Maybe if Bugner fought at his peak in another era then a genuine world title belt might be rightfully placed in his trophy cabinet. Nevertheless, as Australia pays due respect to its “imported” champions, it is appropriate to recognise the contribution and service of “Aussie” Joe Bugner to this great sport over such an extended period.
*Sean Castle is a trained historian and keen boxing fan. In this story he looks back at the career of “Aussie” Joe Bugner. If there is a topic or issue you would liked covered on his blog, email him at email@example.com – http://www.sean-castle.com
This week, Sean Castle will be journeying beyond the lyrics and playing some iconic sporting anthems and songs.

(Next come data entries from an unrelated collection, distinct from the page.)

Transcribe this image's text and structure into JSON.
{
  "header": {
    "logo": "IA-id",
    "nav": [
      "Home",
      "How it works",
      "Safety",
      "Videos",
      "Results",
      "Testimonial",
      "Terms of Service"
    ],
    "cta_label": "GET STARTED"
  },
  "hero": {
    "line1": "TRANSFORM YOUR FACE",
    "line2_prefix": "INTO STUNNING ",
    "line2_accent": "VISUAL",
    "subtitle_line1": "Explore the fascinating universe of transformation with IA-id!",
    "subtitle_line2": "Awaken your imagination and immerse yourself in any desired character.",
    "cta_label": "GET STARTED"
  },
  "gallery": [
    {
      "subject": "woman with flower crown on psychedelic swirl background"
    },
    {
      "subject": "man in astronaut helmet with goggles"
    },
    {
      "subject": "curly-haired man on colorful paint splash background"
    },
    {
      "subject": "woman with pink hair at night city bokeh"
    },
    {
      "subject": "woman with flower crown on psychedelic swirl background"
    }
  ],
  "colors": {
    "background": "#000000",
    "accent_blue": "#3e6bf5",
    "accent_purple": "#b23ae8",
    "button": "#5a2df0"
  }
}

It’s been Grand Final season for our major sports including Suncorp Super Netball, NRL, AFL and The Shute Shield (Sydney Rugby) so it’s the perfect time to kick back and enjoy some great music that have become closely linked with sport.
On this week’s version of Beyond The Lyrics, Sean Castle will feature:
Welcome to the Jungle – Guns n Roses
Eye of the Tiger – Survivor
Chariots of Fire theme Song – remake by London Symphony Orchestra
We are the Champions – Queen
Start Me Up – The Rolling Stones
Thunderstruck – AC/DC
Simply the Best – Tina Turner and Jimmy Barnes
Gonna Fly Now – Rocky Theme Music
The Horses – Daryl Braithwaite
We Will Rock You – Queen (I love Queen so they get two!)
Time To Say Goodbye – Sarah Brightman and Andrea Boccelli